In Ibadan, Oyo State, 18-year-old Barakat Bello, a student of Department of Science Laboratory Technology (SLT), Federal College of Animal Health and Production in the state capital was gang-raped and murdered by unknown assailants. This is a sadly tale of one of the many incidents of rape occurring in our society today which is becoming not only alarming but outrageous.
Rape has been and still an issue of great worry through centuries and probably millenniums. The situation appears to have increased in proportions. A recent report by the Nigerian Police reveals that over 700 rape cases were reported between January and May 2020. This has created worry in the minds of many.
What possibly could lead to this increasing surge is the zero understanding of the word ‘Consent.’ It’s a known fact that sexual intercourse is an act that requires mutual consent between two adults. A toddler or underage cannot give consent as they are not deemed mentally capable of making sexual choices or even biologically fit to engage in such acts. It is also impossible to get consent from someone who is unconscious, mentally unstable or an intimidated subject. Anyone who rebuff these known fact is a potential violator and should immediately seek help wherever he or she can find.
The rape culture in this country and other parts of the world has seen a surge since the inception of the COVID 19 pandemic which has exposed us to two pandemics. While one attacks our body cells and restrict our movements, the other leaves survivors with trauma and possible health risk.
The same ugly scenario floods the media, particularly new media channels with tons of stories of girls and women sexually molested, with victims left in both physical and psychological trauma without possible help especially in the face of apparent enabling laws against such dastardly and inhuman crimes.
The World Health Organization (WHO) reports the consequences of sexual abuse as “Gynecological disorders, reproductive disorders, sexual disorders, infertility, pelvic inflammatory disease, pregnancy complications, miscarriage, sexual dysfunction, acquiring sexually transmitted infections, including HIV/AIDS, mortality from injuries, increased risk of suicide, depression, chronic pain, unsafe abortion, unwanted pregnancy and more. The list is longer.
So worrying is the fact that victims are unwilling to report the incidents basically because of the stigma attached to victims of such incidents by the society. They remain silent because of fear of stigma and social discrimination in the society. The continued cover-up by families for fear of stigmatization is encouraging predators to move on to their next victims. The shame culture which should be dealt with covertly tolerates rape and also serve as an excuse for unreported cases.
There are other factors that encourage rape in the society which include unnecessary delays in the judicial system; Lack of due process; Family ties (where cases of are committed against victims by their close relatives);Intimidation and fear of attacks indecent dressing by girls and carelessness on the part of parents.
How then do we put an end to this surge?

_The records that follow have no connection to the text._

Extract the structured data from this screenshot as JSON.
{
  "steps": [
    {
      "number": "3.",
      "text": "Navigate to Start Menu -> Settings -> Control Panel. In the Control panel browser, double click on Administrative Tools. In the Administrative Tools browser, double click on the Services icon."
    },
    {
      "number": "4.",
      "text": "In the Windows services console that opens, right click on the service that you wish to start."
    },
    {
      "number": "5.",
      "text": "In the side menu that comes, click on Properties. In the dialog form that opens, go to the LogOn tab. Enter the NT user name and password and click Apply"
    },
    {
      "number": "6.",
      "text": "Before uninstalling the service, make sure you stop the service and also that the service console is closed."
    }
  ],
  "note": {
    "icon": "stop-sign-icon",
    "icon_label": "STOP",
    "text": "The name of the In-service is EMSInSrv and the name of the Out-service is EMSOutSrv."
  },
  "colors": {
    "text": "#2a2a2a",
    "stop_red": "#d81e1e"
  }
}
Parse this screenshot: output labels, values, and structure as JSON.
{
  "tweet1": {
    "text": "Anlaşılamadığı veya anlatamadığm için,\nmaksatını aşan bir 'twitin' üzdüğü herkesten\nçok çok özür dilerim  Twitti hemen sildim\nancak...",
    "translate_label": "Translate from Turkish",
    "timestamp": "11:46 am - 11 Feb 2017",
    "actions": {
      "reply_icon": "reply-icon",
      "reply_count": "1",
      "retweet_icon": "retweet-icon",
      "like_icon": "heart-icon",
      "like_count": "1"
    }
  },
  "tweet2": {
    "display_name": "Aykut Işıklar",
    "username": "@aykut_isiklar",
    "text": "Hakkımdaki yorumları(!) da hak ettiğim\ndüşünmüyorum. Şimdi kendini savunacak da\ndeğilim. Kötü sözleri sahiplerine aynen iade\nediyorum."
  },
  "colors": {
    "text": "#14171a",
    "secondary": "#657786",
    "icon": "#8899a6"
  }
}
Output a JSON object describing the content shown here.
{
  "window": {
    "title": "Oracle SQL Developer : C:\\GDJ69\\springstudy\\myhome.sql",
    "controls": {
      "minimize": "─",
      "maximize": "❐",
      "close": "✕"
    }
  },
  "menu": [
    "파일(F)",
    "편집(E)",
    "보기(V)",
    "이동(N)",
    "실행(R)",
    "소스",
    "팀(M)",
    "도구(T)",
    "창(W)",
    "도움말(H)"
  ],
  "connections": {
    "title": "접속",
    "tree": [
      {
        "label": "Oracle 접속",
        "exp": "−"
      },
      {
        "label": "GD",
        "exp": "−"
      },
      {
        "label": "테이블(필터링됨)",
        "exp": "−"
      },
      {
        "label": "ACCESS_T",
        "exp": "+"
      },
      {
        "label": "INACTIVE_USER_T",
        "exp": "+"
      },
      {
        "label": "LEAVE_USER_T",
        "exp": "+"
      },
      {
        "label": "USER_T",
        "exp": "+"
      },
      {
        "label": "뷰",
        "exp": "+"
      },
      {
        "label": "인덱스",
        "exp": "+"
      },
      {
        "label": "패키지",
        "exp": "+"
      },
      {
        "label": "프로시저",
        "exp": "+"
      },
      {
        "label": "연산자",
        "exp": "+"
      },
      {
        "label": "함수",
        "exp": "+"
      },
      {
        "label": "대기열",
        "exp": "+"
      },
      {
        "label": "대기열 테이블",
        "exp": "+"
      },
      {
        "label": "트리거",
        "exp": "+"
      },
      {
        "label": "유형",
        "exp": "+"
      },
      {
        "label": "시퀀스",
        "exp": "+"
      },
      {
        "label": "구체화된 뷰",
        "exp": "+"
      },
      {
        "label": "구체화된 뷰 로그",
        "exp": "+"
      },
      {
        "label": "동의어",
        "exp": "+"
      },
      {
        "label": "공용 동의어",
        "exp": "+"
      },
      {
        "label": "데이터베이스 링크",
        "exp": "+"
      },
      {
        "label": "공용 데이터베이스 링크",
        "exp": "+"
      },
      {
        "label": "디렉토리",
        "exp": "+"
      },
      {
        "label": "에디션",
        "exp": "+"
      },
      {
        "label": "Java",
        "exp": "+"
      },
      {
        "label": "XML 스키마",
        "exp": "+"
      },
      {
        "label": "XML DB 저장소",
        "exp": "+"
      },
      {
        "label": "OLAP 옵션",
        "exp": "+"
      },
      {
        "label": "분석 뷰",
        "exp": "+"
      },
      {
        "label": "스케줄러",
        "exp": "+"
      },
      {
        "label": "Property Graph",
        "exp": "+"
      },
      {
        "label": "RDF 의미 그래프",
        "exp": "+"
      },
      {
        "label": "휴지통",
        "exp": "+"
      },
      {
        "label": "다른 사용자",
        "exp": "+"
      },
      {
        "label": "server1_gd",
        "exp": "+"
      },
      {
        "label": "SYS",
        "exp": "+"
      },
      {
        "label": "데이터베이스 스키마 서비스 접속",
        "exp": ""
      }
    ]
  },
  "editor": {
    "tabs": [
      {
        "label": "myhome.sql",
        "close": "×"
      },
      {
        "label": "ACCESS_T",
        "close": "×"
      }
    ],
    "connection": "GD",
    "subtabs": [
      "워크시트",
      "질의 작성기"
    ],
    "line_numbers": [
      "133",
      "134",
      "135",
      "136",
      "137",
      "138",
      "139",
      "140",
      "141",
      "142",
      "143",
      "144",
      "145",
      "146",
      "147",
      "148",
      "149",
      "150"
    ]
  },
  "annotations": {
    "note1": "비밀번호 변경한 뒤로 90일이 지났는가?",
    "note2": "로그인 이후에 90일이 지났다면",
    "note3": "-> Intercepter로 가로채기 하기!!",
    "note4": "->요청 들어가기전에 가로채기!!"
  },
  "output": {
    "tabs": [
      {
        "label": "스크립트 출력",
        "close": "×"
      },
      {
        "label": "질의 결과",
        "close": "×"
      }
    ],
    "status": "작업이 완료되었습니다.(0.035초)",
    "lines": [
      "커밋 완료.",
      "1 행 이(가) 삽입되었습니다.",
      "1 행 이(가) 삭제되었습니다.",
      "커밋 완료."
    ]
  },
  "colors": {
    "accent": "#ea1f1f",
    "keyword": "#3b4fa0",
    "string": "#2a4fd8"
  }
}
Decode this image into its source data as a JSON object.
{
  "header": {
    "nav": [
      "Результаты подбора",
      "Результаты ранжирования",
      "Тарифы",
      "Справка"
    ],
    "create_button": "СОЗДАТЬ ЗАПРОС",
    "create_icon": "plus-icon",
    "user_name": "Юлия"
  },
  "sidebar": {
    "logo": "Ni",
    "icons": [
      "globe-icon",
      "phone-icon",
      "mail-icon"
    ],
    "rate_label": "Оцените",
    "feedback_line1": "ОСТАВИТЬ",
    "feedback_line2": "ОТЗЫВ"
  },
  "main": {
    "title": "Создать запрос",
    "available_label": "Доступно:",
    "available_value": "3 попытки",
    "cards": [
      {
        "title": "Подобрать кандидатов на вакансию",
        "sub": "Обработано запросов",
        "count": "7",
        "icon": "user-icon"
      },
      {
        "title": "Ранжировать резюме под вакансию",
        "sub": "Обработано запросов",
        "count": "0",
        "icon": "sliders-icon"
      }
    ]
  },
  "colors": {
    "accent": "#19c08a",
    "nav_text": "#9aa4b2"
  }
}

I believe the society can work towards curbing the spread of this rape virus. In doing this, sex orientation should be introduced in schools and in the family. Young boys should be trained to understand the meaning of consent. Basic questions like: What is deemed as consent? Who can give consent? When can consent be withdrawn? What’s the importance of consent?’ As basic as these questions look, many people don’t understand the intricacies and how they can be mistaken for each other.
For the purpose of learning and clarity, let’s treat the questions.
What is deemed as Consent?
Consent is said to be an affirmation. An informed approval indicating freely given agreement to sexual activity. It may not be verbally but overtly implied by actions.
Who can give consent?
Consent can only be given by an adult and willing sexual partner.
When can Consent be withdrawn?
Anytime. Either the man or woman can withdraw consent at any point of intercourse.
More so, the society can work towards building institutions that aids and support rape victims. Survivors of these despicable act deserves better than stigmatization and what the society offers them. Survivors should be able to access psychological support and medical care at zero cost. This will rebuild their confidence in the society and encourage them to speak out and shame their perpetrators.
More importantly is Nigeria authorities should deal more effectively with rapists through the strict enforcement of existing laws and promulgation of tougher sanctions. Violators names should be publicly displayed for the public to see. The more severe the punishment, the less appealing it looks to the criminals. It shouldn’t stop at that, a state of emergency should be declared on Gender-Based Violence (GBV) in Nigeria.
We all have a duty in the society to keep our young girls and women safe, more so the male child from sexual predators. Don’t cover for a rapist if you know one. Report to the authorities. Let us also teach our close family members the importance of consent and ability to make informed decision. Let us do what we can in our little way to help alienate this pandemic of rape in our societies.
Muhammed Auwal Muazu is the Founder of Hausa Fulani Blog